A video captured by the Japanese spacecraft Hayabusa-2, broadcast by the Japanese space agency (JAXA), shows the moment when the probe touched down on the surface of asteroid Ryugu on February 21.
The mind-bending footage shows fragments of dust rising from the ground as the spaceship approaches the surface and fires a projectile made of tantalum at 300 meters per second into the asteroid’s surface, to raise particles and collect them in order to return them back to Earth for study.
Hayabusa-2 has been exploring Ryugu since its arrival in June 2018, after a journey of three and a half years from Earth.
As explained by the Japanese Space Agency, it took over a day for the spacecraft to descend from its orbit, although the contact with the asteroid itself lasted only for a second.
Assuming all went well, Hayabusa2 scooped is expected to have collected small of asteroidal debris into its sampling container.
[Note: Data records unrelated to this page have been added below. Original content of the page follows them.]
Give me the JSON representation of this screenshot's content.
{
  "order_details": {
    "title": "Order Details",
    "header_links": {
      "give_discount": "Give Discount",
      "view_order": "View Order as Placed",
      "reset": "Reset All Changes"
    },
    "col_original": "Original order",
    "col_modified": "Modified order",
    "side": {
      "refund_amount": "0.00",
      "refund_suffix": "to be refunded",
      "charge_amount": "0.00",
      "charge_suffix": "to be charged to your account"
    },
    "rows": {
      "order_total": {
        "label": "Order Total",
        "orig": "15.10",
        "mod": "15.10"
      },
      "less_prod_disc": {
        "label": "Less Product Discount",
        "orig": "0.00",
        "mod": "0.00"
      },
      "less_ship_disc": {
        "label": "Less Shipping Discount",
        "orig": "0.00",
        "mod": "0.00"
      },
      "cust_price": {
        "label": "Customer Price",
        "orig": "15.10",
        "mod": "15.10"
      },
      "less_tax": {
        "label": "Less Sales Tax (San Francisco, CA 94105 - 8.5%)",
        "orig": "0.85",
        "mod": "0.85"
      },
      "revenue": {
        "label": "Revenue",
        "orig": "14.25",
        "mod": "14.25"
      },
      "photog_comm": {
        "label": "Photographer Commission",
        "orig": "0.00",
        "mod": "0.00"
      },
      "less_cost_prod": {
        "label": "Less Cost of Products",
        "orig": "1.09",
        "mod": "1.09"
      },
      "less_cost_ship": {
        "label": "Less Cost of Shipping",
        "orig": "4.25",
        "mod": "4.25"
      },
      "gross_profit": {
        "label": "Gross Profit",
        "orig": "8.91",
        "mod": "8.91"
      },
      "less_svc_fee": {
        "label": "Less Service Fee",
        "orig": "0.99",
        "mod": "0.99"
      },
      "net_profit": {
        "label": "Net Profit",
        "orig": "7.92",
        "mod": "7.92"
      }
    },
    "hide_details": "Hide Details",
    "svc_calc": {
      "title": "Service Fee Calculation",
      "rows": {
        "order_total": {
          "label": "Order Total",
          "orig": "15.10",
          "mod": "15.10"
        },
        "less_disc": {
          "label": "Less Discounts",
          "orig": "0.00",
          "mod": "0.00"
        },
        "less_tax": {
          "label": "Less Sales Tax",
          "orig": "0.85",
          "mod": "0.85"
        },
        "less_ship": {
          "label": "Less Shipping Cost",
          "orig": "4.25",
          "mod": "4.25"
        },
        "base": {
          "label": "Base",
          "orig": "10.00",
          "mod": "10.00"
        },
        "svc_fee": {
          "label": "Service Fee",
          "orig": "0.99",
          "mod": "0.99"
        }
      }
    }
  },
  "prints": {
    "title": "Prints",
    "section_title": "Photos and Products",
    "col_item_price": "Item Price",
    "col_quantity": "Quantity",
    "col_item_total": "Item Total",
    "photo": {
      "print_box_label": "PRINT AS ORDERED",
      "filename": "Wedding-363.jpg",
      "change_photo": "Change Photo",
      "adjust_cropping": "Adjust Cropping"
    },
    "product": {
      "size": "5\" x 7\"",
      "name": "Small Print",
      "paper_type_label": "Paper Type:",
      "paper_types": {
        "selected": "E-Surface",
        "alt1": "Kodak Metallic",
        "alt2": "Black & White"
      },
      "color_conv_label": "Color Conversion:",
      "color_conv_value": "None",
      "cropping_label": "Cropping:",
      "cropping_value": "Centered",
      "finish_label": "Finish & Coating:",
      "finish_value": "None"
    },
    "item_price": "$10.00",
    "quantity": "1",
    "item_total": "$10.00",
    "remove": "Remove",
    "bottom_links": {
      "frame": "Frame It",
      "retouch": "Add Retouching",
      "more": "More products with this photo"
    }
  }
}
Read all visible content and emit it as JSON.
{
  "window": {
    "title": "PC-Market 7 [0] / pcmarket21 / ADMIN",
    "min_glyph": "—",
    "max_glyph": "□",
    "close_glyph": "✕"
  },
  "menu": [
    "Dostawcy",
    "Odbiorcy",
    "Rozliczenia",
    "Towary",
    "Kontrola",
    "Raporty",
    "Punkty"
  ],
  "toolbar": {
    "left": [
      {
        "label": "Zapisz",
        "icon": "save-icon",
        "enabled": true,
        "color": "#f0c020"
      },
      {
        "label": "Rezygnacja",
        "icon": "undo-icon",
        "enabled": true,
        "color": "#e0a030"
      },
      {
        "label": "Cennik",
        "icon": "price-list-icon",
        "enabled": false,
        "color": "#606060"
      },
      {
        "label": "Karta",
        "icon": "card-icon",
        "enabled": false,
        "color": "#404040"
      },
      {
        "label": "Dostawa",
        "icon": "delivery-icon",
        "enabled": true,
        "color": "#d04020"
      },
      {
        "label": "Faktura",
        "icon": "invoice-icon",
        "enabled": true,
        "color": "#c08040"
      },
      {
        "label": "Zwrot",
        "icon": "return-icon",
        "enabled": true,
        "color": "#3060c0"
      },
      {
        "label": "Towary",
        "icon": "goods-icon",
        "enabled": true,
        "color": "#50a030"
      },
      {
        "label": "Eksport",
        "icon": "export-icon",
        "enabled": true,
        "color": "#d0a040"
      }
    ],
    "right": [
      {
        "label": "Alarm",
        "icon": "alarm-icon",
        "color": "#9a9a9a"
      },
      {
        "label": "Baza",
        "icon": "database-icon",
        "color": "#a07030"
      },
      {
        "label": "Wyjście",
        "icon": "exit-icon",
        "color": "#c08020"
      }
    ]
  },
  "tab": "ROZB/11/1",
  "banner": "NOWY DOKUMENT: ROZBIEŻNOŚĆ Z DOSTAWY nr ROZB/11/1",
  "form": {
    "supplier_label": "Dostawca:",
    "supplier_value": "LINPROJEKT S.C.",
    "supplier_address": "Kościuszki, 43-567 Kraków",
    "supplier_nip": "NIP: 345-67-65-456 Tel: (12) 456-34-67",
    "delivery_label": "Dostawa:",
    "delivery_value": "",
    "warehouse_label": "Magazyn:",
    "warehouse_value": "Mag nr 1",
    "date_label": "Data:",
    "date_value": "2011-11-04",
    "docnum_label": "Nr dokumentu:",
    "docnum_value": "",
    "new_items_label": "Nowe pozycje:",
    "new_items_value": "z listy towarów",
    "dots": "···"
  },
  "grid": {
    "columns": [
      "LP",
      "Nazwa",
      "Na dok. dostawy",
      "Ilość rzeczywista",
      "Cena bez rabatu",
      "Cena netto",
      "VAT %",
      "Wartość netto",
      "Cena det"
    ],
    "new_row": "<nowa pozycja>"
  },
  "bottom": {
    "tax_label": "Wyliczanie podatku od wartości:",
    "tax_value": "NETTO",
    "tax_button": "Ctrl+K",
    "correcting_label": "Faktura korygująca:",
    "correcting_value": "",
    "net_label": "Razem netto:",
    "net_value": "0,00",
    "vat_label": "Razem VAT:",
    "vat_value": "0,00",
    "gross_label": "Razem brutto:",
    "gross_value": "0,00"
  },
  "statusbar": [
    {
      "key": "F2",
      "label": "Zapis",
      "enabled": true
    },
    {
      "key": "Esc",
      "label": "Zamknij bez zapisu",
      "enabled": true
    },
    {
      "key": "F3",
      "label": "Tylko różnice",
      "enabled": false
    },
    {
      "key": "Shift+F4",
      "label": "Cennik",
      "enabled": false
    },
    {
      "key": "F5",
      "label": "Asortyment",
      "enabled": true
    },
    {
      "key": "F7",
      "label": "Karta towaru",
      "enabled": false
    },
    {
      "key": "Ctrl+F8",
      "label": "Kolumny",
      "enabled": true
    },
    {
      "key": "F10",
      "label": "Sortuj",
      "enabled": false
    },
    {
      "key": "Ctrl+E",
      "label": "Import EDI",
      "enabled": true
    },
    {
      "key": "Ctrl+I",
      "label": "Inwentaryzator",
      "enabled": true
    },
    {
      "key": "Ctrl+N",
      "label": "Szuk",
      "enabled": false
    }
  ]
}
The spacecraft is expected to deliver the samples to Earth for analysis in late 2020.
Since there is no ‘sample detector’ inside the spacecraft, it is impossible to know whether or not the sample collection was successful.
But the spacecraft’s mission is far from over.
The Japanese Space Agency plans to use the Hayabusa-2 spacecraft to fire an explosive projectile into the asteroid during the first week of April.
Scientists want to create a crater near Ryugu’s equator which will hopefully kick up more fragments the spacecraft can then collect as it makes its way for a second touchdown in May.
The second touchdown zone has still not been selected but researchers plant to look for an ideal site in the next few weeks.
The images and footage were taken by a camera mounted on Hayabusa-2 that was funded with donations from the general public worth around 12 million yen.
Hayabusa 2, which launched in December 2014, will remain in orbit around Ryugu at least until November.
The Japanese mission isn’t the only one which is expected to collect asteroid samples and return them back to Earth.
NASA’s OSIRIS-REx mission is currently orbiting asteroid Bennu since December 2018 and is expected to collect samples from the asteroid’s surface and return them to Earth in 2023.